This month, we finish our discussion regarding building collapse by focusing on the operational concerns that come with every incident. We will discuss the potential for a large-scale collapse event in your own community, some tactical and strategic considerations for the collapse response, and define the phases of collapse rescue, and how they bring the incident to a successful conclusion.
In developing the specific collapse response needs of your community, the best starting point is with an operational capability check. Specifically, what type of incidents are your resources capable of handling with local support? Your in-house capabilities should be categorized by the following levels:
Awareness: Minimum abilities for assessment and requesting resources, surface-victim removal, content removal, etc…
Operations: Minimum level to operate in most unreinforced masonry (URM) constructed structures, conduct entry and removal operations, some limited shoring
Technician: All above mentioned skills, with capabilities to operate in concrete/steel/ reinforced frame structures.
Along with personnel, resources and personal protective equipment (PPE0 will be needed to adequately protect the rescuers. While turnouts provide some protection during the collapse response, they can become bulky and cumbersome during the operational period. Many departments have instead outfitted their rescue companies with lightweight USAR turnouts or Nomex coveralls for such a response. At a minimum, personnel should be outfitted with helmets, work gloves, eye protection, dust masks and half-face respirator masks, body substance isolation (BSI) equipment, hearing protection, flashlights, steel-toe boots with ankle support, knee and elbow pads, radios, and atmospheric-monitoring equipment. Most importantly, when your department makes the investment in this equipment, be sure the policy for enforcing its usage is in place.

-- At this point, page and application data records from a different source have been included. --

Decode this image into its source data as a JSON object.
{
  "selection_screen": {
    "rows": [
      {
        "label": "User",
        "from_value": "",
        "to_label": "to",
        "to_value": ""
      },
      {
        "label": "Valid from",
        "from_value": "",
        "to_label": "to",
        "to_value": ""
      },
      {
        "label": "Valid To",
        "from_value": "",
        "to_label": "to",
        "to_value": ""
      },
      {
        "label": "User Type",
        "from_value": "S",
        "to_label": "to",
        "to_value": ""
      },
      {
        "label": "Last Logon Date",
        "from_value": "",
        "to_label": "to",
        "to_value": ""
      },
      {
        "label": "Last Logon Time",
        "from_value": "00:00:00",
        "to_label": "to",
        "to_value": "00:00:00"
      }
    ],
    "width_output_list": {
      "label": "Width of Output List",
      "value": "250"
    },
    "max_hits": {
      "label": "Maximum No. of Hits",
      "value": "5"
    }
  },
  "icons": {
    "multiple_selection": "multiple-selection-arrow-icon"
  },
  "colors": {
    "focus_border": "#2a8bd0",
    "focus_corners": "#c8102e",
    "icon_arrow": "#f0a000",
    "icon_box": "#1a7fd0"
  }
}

Most departments have resource lists that are available for handling single-point responses that are dealt with on the local level, but multiple-point responses are a different story. Multiple-point responses are spread out over a larger area, involving many locations, and will require a larger resource pool, including outside agency support, large-scale Incident Management support, and technical expertise. An inventory of the surrounding communities can help identify critical resources such as mutual-aid companies, engineers, logistical support, and state or local experts for response. This review should be done annually, in order to keep the operational plan updated and accurate. Sunday morning, at 2 a.m. is not the time to start shopping around for a crane to respond to the scene; do your homework before the incident.

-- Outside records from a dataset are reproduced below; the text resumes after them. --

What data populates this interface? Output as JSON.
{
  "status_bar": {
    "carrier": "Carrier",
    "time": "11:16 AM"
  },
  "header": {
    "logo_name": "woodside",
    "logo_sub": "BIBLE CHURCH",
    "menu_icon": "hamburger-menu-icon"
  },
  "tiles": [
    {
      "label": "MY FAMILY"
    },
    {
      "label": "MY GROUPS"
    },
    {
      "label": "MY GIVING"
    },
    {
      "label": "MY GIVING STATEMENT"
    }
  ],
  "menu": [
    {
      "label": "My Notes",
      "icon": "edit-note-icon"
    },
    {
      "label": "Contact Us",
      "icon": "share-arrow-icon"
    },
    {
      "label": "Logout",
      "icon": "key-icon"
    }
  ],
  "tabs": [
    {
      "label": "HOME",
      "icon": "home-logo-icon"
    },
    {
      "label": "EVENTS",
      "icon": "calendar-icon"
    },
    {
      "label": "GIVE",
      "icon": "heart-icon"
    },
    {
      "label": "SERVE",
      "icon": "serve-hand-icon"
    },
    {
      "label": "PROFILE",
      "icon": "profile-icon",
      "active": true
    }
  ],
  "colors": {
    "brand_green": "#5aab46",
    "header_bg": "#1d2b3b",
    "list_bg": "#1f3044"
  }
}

The collapse scene is not the place for freelancing and separation of crew members. Things can go wrong in an instant, and injuries and fatalities are often the result. It is vital that all of the responders understand that scene safety is an integrated part of training and discipline. Personnel must foster an attitude that identifies their skills and limitations, and embraces the “Team Efficiency Concept.” In his book, “Engineering Practical Rope Rescue Systems” (2000), Mike Brown defines the Team Efficiency Concept as “refining team member interaction to be productive without waste in every team endeavor” (Brown, 2000, p. 36). This concept enforces the maximization of the member’s efficiency, while considering safe operations as of equal importance. Working as a team for safer operations, staying focused on the assigned task, bringing the right equipment initially during the response are all examples of team efficiency. Your “team” should strive to coordinate, train and respond together with other local resources in a professional and commonly acceptable fashion.
Let’s take a look at the actual response to the incident. We can identify five phases of the collapse operation at any given incident: